The Exploratory Factor Analysis (EFA) is a reduction technique better known to statisticians as Rotated (Principal) Component Analysis. The distinction is critical to statisticians as classical EFA carries more assumptions than standard market research data can usually justify.

EFA uses information about how a set of measurements are related to one another (known as the correlations between metrics). From that information, it can summarise the larger set of original measures into a smaller set of summary measures, known as factors or latent variables.

The primary purpose of EFA is ineffective if the original set of measurements are (virtually/completely) independent of each other. If there is no correlation between the variables, there can be no useful summary which reduces dimensionality.

However, the correlation between measurements is often an inherent feature of survey measurements, and it must be taken into account to minimise the risk of ‘double-counting’ the effect of (partly) duplicated measures. If not, the most frequently asked question (albeit in different guises) will inevitably appear to be the most important.

In applications, the set of original measures is often a battery of attitude statements or attribute ratings using an Agree-Disagree scale, Bi-polar differentials, Importance, Ratings out of 10 and many other forms. The battery may be ordered into topics (e.g. pricing, product features, image) or maybe randomly sequenced depending on the research design and objectives.

The output describes a range of possible factor solutions, each of which will have a different number of summary factors within it (e.g. a set of 30 rating scales could be summarised into, say, 6,7,8,9,10 or more elements). The fewer factors there are, the more substantial and more general their summary effect is. The more factors there are, the smaller and more specific, their effect. The researcher has the task of deciding, which, of a possible range of factor solutions, is the most likely to meet their needs.

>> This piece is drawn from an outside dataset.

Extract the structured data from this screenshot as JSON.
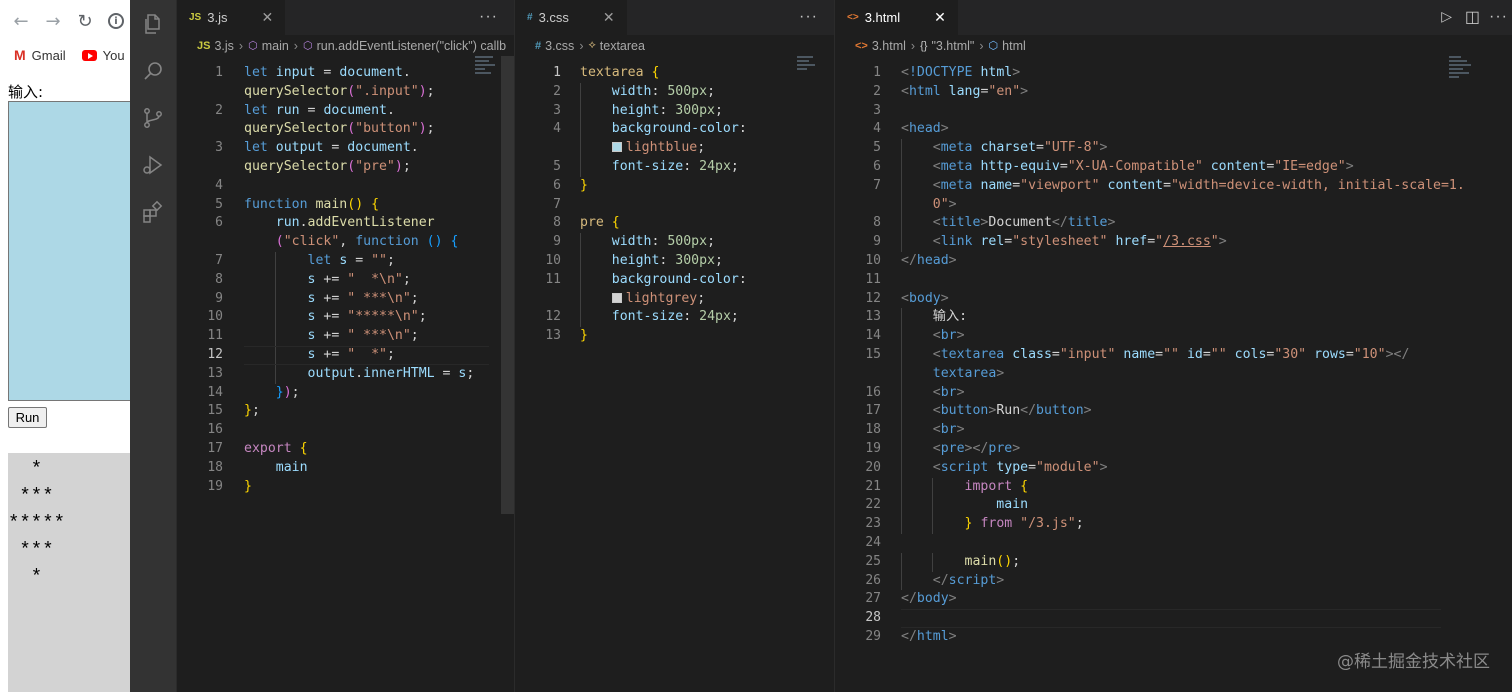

The criteria for choosing a factor solution are usually a blend of art and science.

The science requires that there are enough factors to retain as much information as possible without there being too many, each very specific, to cope with in interpretation. In practice, this often means that researchers who wish to retain a clear understanding of the factors tend to work with a solution which has between 5 and 10 latent classes.

The art requires that the solution can be interpreted and is deemed capable of discriminating between either respondents or their views of products and services. It is possible, for science to confirm which model is most discriminating, but this can lead to data-led, rather than hypothesis-led choices. It is also likely that the most discriminating solution is always the largest, there are more factors from which to choose. The trade-off between art and science is an acquired skill.

With EFA, we are trying to find statements that are related to each other and hopefully come together in the topic areas discovered in any qualitative research. If EFA uncovers new topics, it is often wise to review the qualitative work to see if something is not recognised or not explored.